Rags-to-Riches Wife by Catherine Tinley
A thoroughly enjoyable Regency romance which does a really deep dive into the gulf between the gentry and the servant class in the era. Lady’s maid Jane Bailey knows her father was disowned by his family when he married her mother, but when a mysterious stranger comes to visit her employer and requests Jane accompany him to Yorkshire to meet the grandfather she’s never met, her curiosity makes it inevitable that she go.
The setup between Jane and Robert is obvious from the beginning… to everyone except the two of them, and it comes as an ugly shock when Jane’s grandfather’s will is read and their joint inheritance is conditional upon a marriage between them. Robert reacts particularly badly, having been the subject of a great many of the old man’s manipulations over the years, but to his credit he’s mainly angry on Jane’s behalf, because she realistically has much less choice in the matter than he does. He’ll still be perfectly comfortable even if he doesn’t inherit; she will not.

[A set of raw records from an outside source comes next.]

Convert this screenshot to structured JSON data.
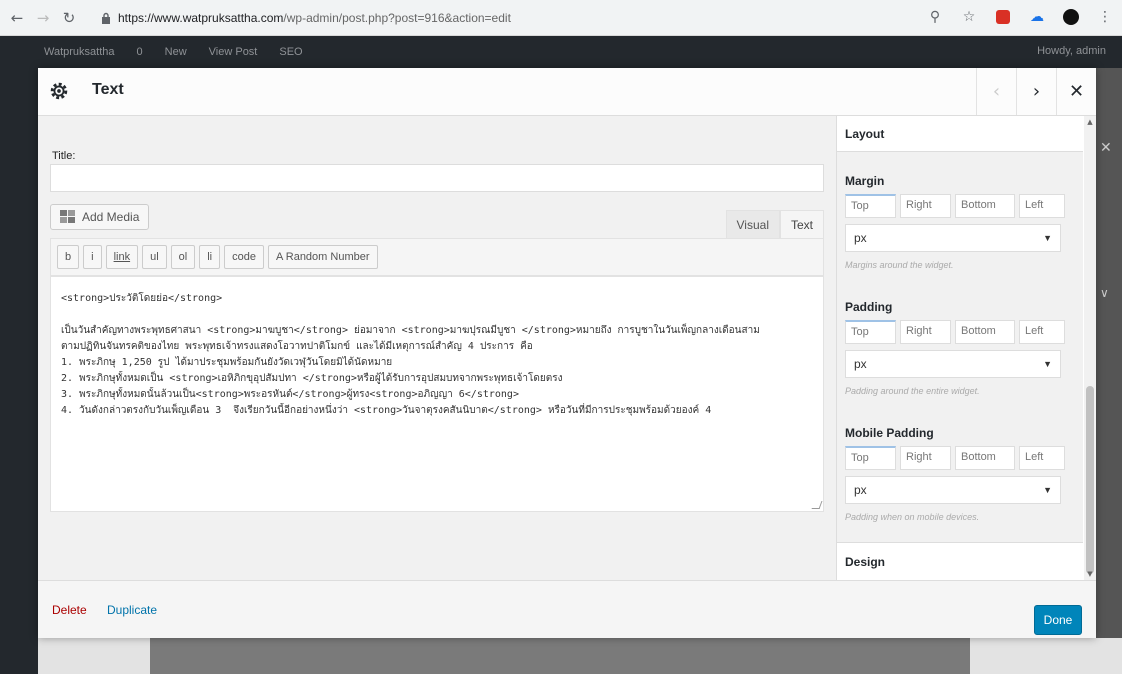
{
  "browser": {
    "url_host": "https://www.watpruksattha.com",
    "url_path": "/wp-admin/post.php?post=916&action=edit"
  },
  "adminbar": {
    "items": [
      "Watpruksattha",
      "0",
      "New",
      "View Post",
      "SEO"
    ],
    "howdy": "Howdy, admin"
  },
  "dialog": {
    "title": "Text",
    "title_label": "Title:",
    "title_value": "",
    "add_media": "Add Media",
    "tabs": [
      "Visual",
      "Text"
    ],
    "quicktags": [
      "b",
      "i",
      "link",
      "ul",
      "ol",
      "li",
      "code",
      "A Random Number"
    ],
    "editor_lines": [
      "<strong>ประวัติโดยย่อ</strong>",
      "",
      "เป็นวันสำคัญทางพระพุทธศาสนา <strong>มาฆบูชา</strong> ย่อมาจาก <strong>มาฆปุรณมีบูชา </strong>หมายถึง การบูชาในวันเพ็ญกลางเดือนสาม",
      "ตามปฏิทินจันทรคติของไทย พระพุทธเจ้าทรงแสดงโอวาทปาติโมกข์ และได้มีเหตุการณ์สำคัญ 4 ประการ คือ",
      "1. พระภิกษุ 1,250 รูป ได้มาประชุมพร้อมกันยังวัดเวฬุวันโดยมิได้นัดหมาย",
      "2. พระภิกษุทั้งหมดเป็น <strong>เอหิภิกขุอุปสัมปทา </strong>หรือผู้ได้รับการอุปสมบทจากพระพุทธเจ้าโดยตรง",
      "3. พระภิกษุทั้งหมดนั้นล้วนเป็น<strong>พระอรหันต์</strong>ผู้ทรง<strong>อภิญญา 6</strong>",
      "4. วันดังกล่าวตรงกับวันเพ็ญเดือน 3  จึงเรียกวันนี้อีกอย่างหนึ่งว่า <strong>วันจาตุรงคสันนิบาต</strong> หรือวันที่มีการประชุมพร้อมด้วยองค์ 4"
    ],
    "delete": "Delete",
    "duplicate": "Duplicate",
    "done": "Done"
  },
  "sidebar": {
    "layout": "Layout",
    "design": "Design",
    "margin": {
      "label": "Margin",
      "fields": [
        "Top",
        "Right",
        "Bottom",
        "Left"
      ],
      "unit": "px",
      "hint": "Margins around the widget."
    },
    "padding": {
      "label": "Padding",
      "fields": [
        "Top",
        "Right",
        "Bottom",
        "Left"
      ],
      "unit": "px",
      "hint": "Padding around the entire widget."
    },
    "mobile_padding": {
      "label": "Mobile Padding",
      "fields": [
        "Top",
        "Right",
        "Bottom",
        "Left"
      ],
      "unit": "px",
      "hint": "Padding when on mobile devices."
    }
  },
  "colors": {
    "primary_button": "#0085ba",
    "link": "#0073aa",
    "delete": "#aa0000",
    "admin_bar": "#23282d"
  },
  "icons": [
    "back-arrow-icon",
    "forward-arrow-icon",
    "reload-icon",
    "lock-icon",
    "zoom-icon",
    "star-icon",
    "gear-icon",
    "media-icon",
    "chevron-left-icon",
    "chevron-right-icon",
    "close-icon",
    "caret-down-icon"
  ]
}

The examination of Jane literally living out a Cinderella story is fascinating, not least because of how very uncomfortable Jane is, the discomfort caused in part by those around her not treating her terribly well but also because Jane has very set ideas about what her own place in the world is and from the very first, she’s pushed way outside of her comfort zone. She’s happy and fulfilled as personal lady’s maid to a countess who is obviously fond of her, and doesn’t ask for anything more from life. The glittering society world opening up to her is alien and intimidating, and were it not for Robert, I could absolutely see her walking away from it with a certain amount of relief.
This is a very interesting and unusual story despite the obvious Cinderella trope, because of these careful examinations of the class structure of the era through the eyes of both Jane, who has a foot in both worlds, and Robert, who comes to a much greater awareness of what goes on below stairs as he gets to know Jane and understand what matters to her. I thoroughly enjoyed it and am delighted to award it a full five stars.
Disclaimer: I received a review copy of this title via Rachel’s Random Resources.